Inverse: your brain on meditation with Shannon Odell.
Charlotte Ahlin lists eleven real life inventions inspired by science fiction novels. I wasn’t sure whether to put this in Tipsday or here in Thoughty Thursday, but the thought won out. Bustle
Kevin Sieff profiles a 21st Century Noah’s ark in Malawi that strives to repopulate animals that have been wiped out. The Washington Post
Is this the beginning of the end for bees? Mind Foster
Guy Winch: why we need to take pet loss seriously. Scientific American
Tomorrow’s Friday. I hope you have a good one, and a great weekend to come! Looking forward 🙂
Be well until this weekend’s next chapter update. Yup, another month will have passed. Time marches on, but so do we.
This week was thoughtier than usual 🙂
Dana Goodyear: can Hollywood change its ways? The New Yorker
Joseph Shapiro exposes the sexual assault epidemic that no one talks about. NPR
Zdravko Cvijetic lists 13 things you must give up to live the life you want. Uplift

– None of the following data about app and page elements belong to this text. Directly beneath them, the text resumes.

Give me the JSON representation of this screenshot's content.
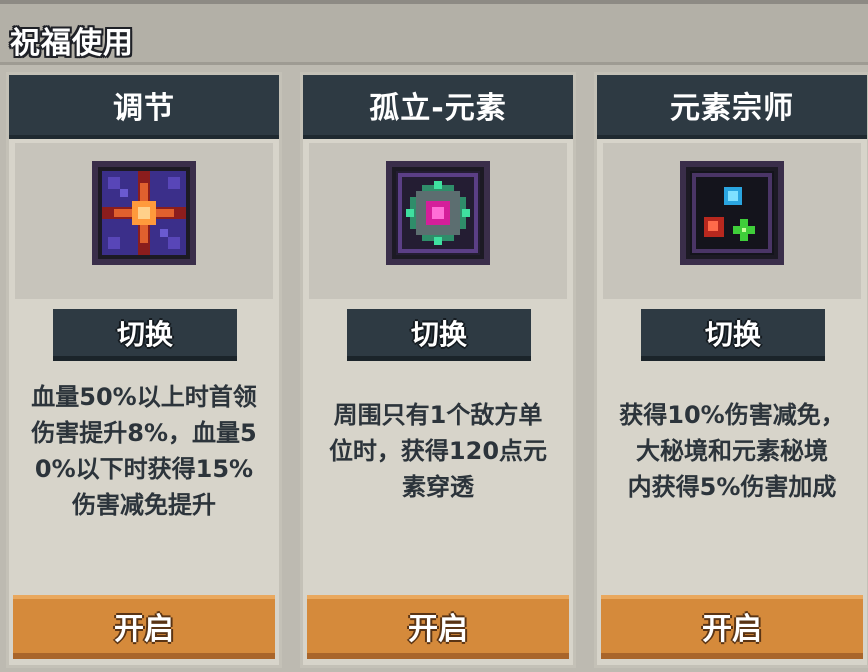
{
  "header": {
    "title": "祝福使用"
  },
  "cards": [
    {
      "title": "调节",
      "icon": "adjust-blessing-icon",
      "switch_label": "切换",
      "description_lines": [
        "血量50%以上时首领",
        "伤害提升8%，血量5",
        "0%以下时获得15%",
        "伤害减免提升"
      ],
      "open_label": "开启"
    },
    {
      "title": "孤立-元素",
      "icon": "isolation-element-blessing-icon",
      "switch_label": "切换",
      "description_lines": [
        "周围只有1个敌方单",
        "位时，获得120点元",
        "素穿透"
      ],
      "open_label": "开启"
    },
    {
      "title": "元素宗师",
      "icon": "element-master-blessing-icon",
      "switch_label": "切换",
      "description_lines": [
        "获得10%伤害减免，",
        "大秘境和元素秘境",
        "内获得5%伤害加成"
      ],
      "open_label": "开启"
    }
  ],
  "colors": {
    "card_header": "#2e3a43",
    "open_button": "#d58a3b",
    "text_dark": "#2c343b"
  }
}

Judith Graham says that good friends might be your best brain booster as you age. Scientific American
Ed Yong pays tribute to the transgender scientist who changed how we understand the brain. The Atlantic
The benefits of deep sleep and how we can get more of it. Dan Gartenberg’s TED Talk.
Holly Butcher was diagnosed with Ewings sarcoma and posted an inspirational message on the eve of her death. BoredPanda
Mya Fourstar aims for college basketball and life beyond the reserve. Jesse Dougherty for The Washington Post.
Arthur C. Clarke predicts the internet in 1962.
Dave Mosher reports on the Jupiter probe’s latest mind-bending images of the gas giant. The Business Insider
Andrew Fazekas shares his top eight must-see sky events of 2018. National Geographic
NPR’s Skunk Bear explores the sci-fi sound of singing ice.
SciShow: Egyptian Blue. Modern applications for an ancient pigment.
Shake your silk-maker: the dance of the peacock spider.
The firefly experience.
I hope something in this curation got your mental corn popping.
Be well until the weekend.
Thoughty Thursday’s here, and you know what that means—tomorrow is Friday!
Again, this is just a brief curation to restart the blogging engine 🙂
It’s time to get the mental corn popping.
Fan asks Dan Harmon about depression and he offers insightful advice. Bored Panda
Nothing But Thieves frontman, Conor, on his experience with depression and anxiety.
Jack Turban: nice brains finish last. Scientific American
ASAP Science: can you change someone’s opinion?
Rich Bellis explains how to design your ideal workday based on your sleep habits. Fast Company
The Jet Propulsion Laboratory (JPL) reports that they’ll be able to extend the life of Voyager 1 (and possibly Voyager 2) by using thrusters that haven’t been fired in 37 years.
Nothing But Thieves – Broken Machine live for #IAMWHOLE
How’s that for a practice run?
Be well until the weekend!